Users engage directly with BSA’s to process their transaction.
Transactions are routed around the mempool. A likely outcome of this
solution is the emergence of brokers that sell off block space in a
sort of secondary market. Wallets may negotiate on behalf of their
users. This model has obvious downsides as it involves new middlemen,
increases transaction cost beyond the current market price
(speculation) and potentially reduces performance.
2. Architecture: Remove transaction fees
If only the block reward functions to incentivise transaction
processing, no differentiation is useful. However, spam/empty blocks
could not be prevented and Bitcoin would have to be entirely
redesigned, potentially losing its censorship resistance.
3. Market: Direct Communication
Through the core client, BSA’s can offer individual mempools that
users can choose to advertise their transactions to. Different BSA’s
could receive different transaction fees for the same transaction in
their respective mempool to reflect the preference of the user.
In Conclusion: In the long term, it is likely that a clearer
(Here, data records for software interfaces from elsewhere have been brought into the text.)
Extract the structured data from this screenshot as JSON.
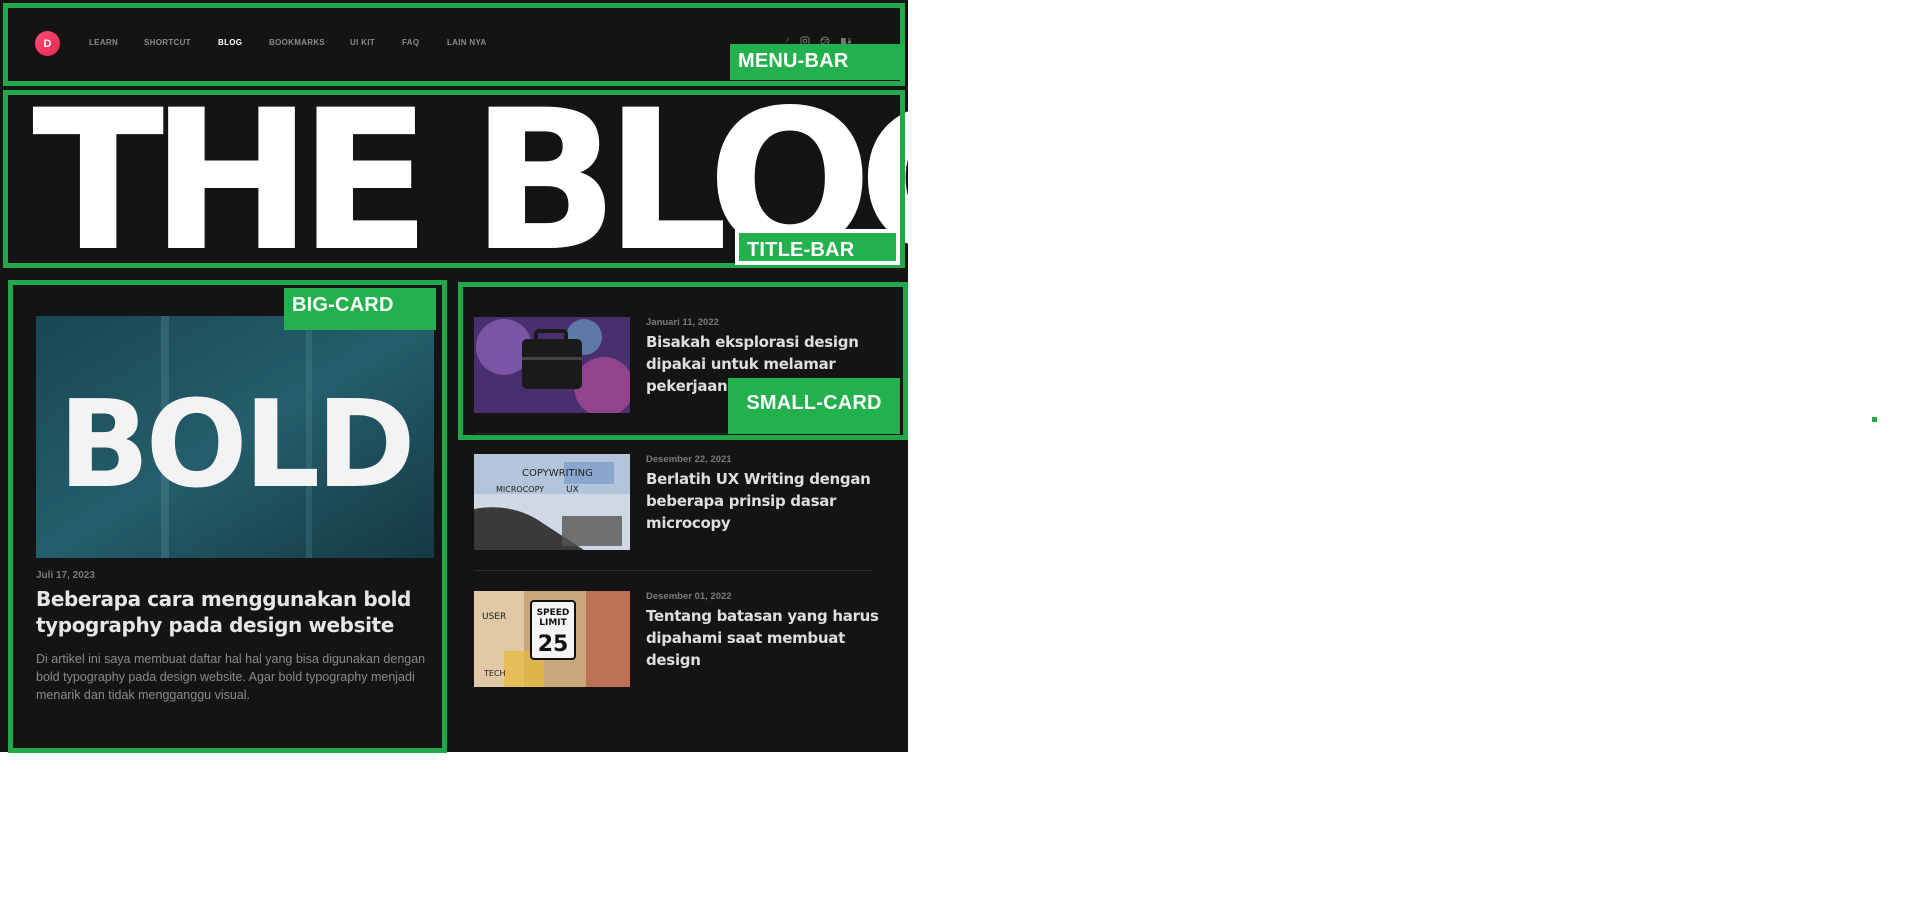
{
  "menu": {
    "logo_letter": "D",
    "items": [
      {
        "label": "LEARN",
        "active": false
      },
      {
        "label": "SHORTCUT",
        "active": false
      },
      {
        "label": "BLOG",
        "active": true
      },
      {
        "label": "BOOKMARKS",
        "active": false
      },
      {
        "label": "UI KIT",
        "active": false
      },
      {
        "label": "FAQ",
        "active": false
      },
      {
        "label": "LAIN NYA",
        "active": false
      }
    ],
    "social_icons": [
      "twitter-icon",
      "instagram-icon",
      "dribbble-icon",
      "behance-icon"
    ]
  },
  "title": {
    "text": "THE BLOG"
  },
  "big_card": {
    "image_text": "BOLD",
    "date": "Juli 17, 2023",
    "title": "Beberapa cara menggunakan bold typography pada design website",
    "description": "Di artikel ini saya membuat daftar hal hal yang bisa digunakan dengan bold typography pada design website. Agar bold typography menjadi menarik dan tidak mengganggu visual."
  },
  "posts": [
    {
      "date": "Januari 11, 2022",
      "title": "Bisakah eksplorasi design dipakai untuk melamar pekerjaan"
    },
    {
      "date": "Desember 22, 2021",
      "title": "Berlatih UX Writing dengan beberapa prinsip dasar microcopy",
      "image_text": [
        "COPYWRITING",
        "MICROCOPY",
        "UX"
      ]
    },
    {
      "date": "Desember 01, 2022",
      "title": "Tentang batasan yang harus dipahami saat membuat design",
      "image_text": [
        "SPEED",
        "LIMIT",
        "25",
        "USER",
        "TECH"
      ]
    }
  ],
  "annotations": {
    "menu_bar": "MENU-BAR",
    "title_bar": "TITLE-BAR",
    "big_card": "BIG-CARD",
    "small_card": "SMALL-CARD"
  },
  "colors": {
    "background": "#141414",
    "annotation": "#22b14c",
    "logo": "#ff4f7a"
  }
}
differentiation of BSA’s will become important. Today, BSA’s
communicate rarely and it appears that their raison d'etre is not
necessarily motivated by good faith towards Bitcoin as a whole.  As
we move forward it is not just important to attract opportunistic
players that win an individual game but good players that are invited
to play again in order to win a set of all possible games.
BSA’s establish their authority on cheap access to capital in the form
of electricity and hardware and the consent and trust of users who
expect BSA's to respect and maintain the ledgers integrity.
In 3 to 8 years, when Bitcoin leaves it’s bootstrapping phase, the
incentives will squarely fall on the later.  Subsequently it seems
prudent to allow BSA’s to compete for business on other factors than
Hence my question: What is the current stance of core developers
regarding the facilitation of direct communication between users and
BSA’s, possibly through a transaction tiering model?
 BSA rules sovereign: (https://twitter.com/JihanWu/status/704476839566135298)
 No direct attribution but solid foundation for business logic
since 1899: §242 ff BGB
 Lessig, Code. "And Other Laws of Cyberspace, Version 2.0." (2006).
 The pursuit of profit can come at the expense of Bitcoin:
 Satoshi Nakamoto: "Once a predetermined number of coins have
entered circulation, the incentive can transition entirely to
transaction fees [...]"